Tues. Feb.12 - A talk by Tim Engles, "White Man, Listen!": Richard Wright's Prophetic Warnings about Angry White Men, 5 pm, Booth Library Conference Room (4440).
How did so many of today's white American men get so angry? In the 1950s, the most famous black American writer of his time, Richard Wright, offered some answers, and some predictions. Savage Holiday is Wright's gory, yet insightful novel about a rage-filled white man. Writing from a racial perspective that was necessarily insightful, Wright dramatized in this "white life novel" some of the characteristic feelings and tendencies that are still felt by many of today's domineering white men--including those displayed by a certain man who recently demanded our nation's riveted attention.
Tim Engles is the author of White Male Nostalgia in Contemporary North American Literature (2018), in which he argues that literary fiction's interior dramas can help us understand and counteract the inner workings of deluded dominance.
Wed. Feb. 13 - English Department Faculty Meeting, noon, Coleman 3130.
Wed. Feb.13 - Teaching English as a Second Language (Here and Abroad), 4pm, English Conference Room (3732).
A panel of speakers will discuss their experiences teaching English abroad and teaching Second Language Learners here in the U.S., as well as the educational training available for those interested in this career path. Speakers will include current and former English Department instructors and alumni: Dr. Tim Engles, Dr. Letitia Moffitt, Georgia Danos, Autumn Fryholm, and Jessica (Bayles) Starbird.
Mon. April 1 - We Need Diverse Books, Booth 4440, 4pm
Tues. April 2 - English Studies Conference, 9am-5pm, 3rd Floor Coleman Hall
Mon. Apr.8 - CLAS Awards Ceremony, 12-1 pm, Dvorak Concert Hall

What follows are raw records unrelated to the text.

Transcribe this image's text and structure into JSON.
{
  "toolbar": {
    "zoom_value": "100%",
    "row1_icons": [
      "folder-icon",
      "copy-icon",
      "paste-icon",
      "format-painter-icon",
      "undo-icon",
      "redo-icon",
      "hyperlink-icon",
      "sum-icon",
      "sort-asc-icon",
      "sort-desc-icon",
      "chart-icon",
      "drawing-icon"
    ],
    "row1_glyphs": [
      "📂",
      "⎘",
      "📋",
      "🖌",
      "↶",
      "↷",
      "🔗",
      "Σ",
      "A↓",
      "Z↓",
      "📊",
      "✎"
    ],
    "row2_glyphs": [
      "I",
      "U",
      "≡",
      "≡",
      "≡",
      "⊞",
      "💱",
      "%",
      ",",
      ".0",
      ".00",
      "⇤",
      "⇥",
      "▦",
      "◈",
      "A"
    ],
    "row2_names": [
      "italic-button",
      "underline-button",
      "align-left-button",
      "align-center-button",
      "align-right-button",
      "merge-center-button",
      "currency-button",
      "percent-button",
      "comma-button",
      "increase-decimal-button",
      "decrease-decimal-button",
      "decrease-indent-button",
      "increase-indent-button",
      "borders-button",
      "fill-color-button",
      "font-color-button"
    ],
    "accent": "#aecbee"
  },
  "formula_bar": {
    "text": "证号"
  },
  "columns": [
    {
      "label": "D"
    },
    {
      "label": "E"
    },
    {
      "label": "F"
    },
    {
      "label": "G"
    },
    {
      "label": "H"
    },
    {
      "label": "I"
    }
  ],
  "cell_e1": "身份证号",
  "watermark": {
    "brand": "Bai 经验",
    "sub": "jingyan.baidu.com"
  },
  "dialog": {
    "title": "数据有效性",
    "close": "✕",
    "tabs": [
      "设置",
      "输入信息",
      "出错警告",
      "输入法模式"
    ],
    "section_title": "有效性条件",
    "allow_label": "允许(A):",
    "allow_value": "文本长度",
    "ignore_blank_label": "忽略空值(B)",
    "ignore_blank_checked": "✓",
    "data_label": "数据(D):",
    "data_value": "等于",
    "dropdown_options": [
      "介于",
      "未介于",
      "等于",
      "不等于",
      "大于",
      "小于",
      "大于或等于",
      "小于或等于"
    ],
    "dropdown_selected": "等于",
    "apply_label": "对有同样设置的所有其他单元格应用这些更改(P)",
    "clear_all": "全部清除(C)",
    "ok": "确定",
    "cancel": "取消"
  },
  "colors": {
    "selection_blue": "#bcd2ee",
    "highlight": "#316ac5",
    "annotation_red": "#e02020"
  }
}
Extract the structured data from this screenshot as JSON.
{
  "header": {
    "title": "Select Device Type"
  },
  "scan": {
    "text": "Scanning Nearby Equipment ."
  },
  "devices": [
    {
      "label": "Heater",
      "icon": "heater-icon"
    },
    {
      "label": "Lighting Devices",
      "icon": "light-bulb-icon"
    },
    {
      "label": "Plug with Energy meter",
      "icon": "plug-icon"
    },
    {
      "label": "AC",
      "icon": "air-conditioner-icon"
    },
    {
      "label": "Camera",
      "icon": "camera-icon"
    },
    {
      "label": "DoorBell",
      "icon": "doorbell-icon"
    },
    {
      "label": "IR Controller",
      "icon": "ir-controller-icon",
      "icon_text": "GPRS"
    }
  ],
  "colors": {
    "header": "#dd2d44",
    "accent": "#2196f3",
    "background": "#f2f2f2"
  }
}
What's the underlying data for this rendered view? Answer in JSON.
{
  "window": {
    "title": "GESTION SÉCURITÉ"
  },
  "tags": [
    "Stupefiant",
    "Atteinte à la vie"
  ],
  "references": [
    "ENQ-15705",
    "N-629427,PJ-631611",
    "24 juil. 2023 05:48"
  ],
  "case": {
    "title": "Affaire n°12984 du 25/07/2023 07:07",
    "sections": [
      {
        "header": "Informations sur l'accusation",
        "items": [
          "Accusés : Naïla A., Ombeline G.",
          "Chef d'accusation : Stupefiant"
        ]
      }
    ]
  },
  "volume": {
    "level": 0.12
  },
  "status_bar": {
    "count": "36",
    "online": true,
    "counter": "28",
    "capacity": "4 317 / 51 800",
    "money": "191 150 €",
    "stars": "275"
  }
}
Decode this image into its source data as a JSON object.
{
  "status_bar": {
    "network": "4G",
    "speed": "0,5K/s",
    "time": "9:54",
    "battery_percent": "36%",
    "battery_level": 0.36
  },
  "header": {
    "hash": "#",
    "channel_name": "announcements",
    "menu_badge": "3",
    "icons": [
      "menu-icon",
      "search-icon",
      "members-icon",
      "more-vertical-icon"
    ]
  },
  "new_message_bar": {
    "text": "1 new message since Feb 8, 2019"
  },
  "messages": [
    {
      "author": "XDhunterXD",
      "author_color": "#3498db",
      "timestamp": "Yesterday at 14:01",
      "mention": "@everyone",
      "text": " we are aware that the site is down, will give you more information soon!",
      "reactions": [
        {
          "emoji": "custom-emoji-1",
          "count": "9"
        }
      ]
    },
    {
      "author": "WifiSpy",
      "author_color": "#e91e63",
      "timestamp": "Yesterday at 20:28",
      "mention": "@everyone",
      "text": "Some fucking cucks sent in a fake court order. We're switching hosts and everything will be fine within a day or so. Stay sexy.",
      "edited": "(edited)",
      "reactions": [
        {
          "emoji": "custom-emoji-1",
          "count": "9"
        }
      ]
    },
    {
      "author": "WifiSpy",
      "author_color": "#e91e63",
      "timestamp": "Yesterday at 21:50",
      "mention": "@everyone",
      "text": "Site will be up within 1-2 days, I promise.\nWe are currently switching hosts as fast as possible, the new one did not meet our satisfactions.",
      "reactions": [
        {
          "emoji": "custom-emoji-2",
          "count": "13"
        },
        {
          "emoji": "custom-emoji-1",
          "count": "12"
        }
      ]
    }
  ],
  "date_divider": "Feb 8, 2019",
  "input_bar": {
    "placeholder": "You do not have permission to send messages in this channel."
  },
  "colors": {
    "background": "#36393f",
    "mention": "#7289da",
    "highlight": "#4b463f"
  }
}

Wed. Apr.10 - Allen Neff Memorial Poetry Reading by Corey Van Landingham, 5 pm, Location TBA.
Wed. Apr.17 - Scholarship and Awards Tea, 3:00 pm, Tarble Arts Atrium